Input data:
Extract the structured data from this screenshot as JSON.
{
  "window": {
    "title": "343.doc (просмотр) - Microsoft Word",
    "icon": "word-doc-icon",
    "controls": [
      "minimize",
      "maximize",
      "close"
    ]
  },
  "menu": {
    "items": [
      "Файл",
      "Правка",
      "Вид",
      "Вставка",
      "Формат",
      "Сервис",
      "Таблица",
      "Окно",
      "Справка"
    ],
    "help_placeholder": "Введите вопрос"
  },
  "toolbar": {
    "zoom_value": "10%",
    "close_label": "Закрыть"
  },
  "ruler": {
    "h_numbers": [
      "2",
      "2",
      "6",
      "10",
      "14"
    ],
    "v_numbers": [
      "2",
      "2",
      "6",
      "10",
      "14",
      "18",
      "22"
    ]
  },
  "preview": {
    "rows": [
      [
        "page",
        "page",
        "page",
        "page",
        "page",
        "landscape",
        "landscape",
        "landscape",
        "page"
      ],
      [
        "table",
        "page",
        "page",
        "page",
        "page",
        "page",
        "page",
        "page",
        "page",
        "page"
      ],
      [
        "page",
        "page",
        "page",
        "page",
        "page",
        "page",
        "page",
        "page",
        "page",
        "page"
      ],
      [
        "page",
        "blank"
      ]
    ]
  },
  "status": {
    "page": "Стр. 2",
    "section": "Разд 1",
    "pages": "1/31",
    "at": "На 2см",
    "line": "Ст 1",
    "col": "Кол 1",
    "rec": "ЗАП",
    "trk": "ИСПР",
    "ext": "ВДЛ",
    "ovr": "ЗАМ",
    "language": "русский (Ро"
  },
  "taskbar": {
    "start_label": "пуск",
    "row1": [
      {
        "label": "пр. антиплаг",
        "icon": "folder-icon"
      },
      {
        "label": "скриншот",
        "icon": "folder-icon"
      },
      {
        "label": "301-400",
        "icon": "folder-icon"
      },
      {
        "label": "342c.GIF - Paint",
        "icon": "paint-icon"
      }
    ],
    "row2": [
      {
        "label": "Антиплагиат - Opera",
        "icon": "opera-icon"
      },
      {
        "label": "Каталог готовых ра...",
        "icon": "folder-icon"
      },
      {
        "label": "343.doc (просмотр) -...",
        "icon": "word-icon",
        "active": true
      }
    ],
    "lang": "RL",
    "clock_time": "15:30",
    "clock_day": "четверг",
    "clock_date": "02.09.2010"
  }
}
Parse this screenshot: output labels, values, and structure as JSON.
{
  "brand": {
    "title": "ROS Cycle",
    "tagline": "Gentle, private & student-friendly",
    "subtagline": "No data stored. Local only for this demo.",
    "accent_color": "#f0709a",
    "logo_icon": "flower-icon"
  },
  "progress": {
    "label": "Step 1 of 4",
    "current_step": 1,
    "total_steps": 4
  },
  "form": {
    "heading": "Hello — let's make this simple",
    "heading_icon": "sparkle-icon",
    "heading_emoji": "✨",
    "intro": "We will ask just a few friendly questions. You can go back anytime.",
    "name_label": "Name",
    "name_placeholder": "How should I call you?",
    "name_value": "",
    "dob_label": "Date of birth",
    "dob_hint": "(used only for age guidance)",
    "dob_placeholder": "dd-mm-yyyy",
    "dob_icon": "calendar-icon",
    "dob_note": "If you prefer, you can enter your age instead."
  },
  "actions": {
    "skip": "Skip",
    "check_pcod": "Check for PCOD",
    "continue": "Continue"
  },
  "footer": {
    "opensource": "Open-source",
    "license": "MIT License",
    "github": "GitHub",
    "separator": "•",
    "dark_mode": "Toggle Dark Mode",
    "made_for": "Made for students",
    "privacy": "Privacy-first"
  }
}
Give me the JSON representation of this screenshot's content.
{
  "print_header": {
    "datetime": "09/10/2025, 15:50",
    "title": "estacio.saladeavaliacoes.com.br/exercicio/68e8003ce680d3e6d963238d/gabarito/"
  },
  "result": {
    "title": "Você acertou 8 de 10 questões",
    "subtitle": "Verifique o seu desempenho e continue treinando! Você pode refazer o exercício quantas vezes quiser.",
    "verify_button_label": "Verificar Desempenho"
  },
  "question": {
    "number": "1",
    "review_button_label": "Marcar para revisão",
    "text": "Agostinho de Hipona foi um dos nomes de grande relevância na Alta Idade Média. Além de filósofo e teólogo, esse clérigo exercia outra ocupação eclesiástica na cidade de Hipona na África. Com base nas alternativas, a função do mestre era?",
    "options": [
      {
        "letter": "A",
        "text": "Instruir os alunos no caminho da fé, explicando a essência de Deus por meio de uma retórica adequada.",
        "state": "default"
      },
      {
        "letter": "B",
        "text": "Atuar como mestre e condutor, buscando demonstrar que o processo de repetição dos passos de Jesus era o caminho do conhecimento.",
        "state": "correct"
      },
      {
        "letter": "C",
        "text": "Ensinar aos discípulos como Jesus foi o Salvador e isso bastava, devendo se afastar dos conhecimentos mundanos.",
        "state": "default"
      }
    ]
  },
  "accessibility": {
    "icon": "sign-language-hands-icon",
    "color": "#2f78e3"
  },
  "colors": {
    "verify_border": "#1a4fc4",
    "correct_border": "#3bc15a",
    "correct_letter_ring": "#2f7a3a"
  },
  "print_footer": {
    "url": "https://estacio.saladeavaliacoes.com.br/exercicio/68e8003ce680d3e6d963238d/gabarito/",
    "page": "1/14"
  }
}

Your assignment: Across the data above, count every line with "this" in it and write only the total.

Answer: 5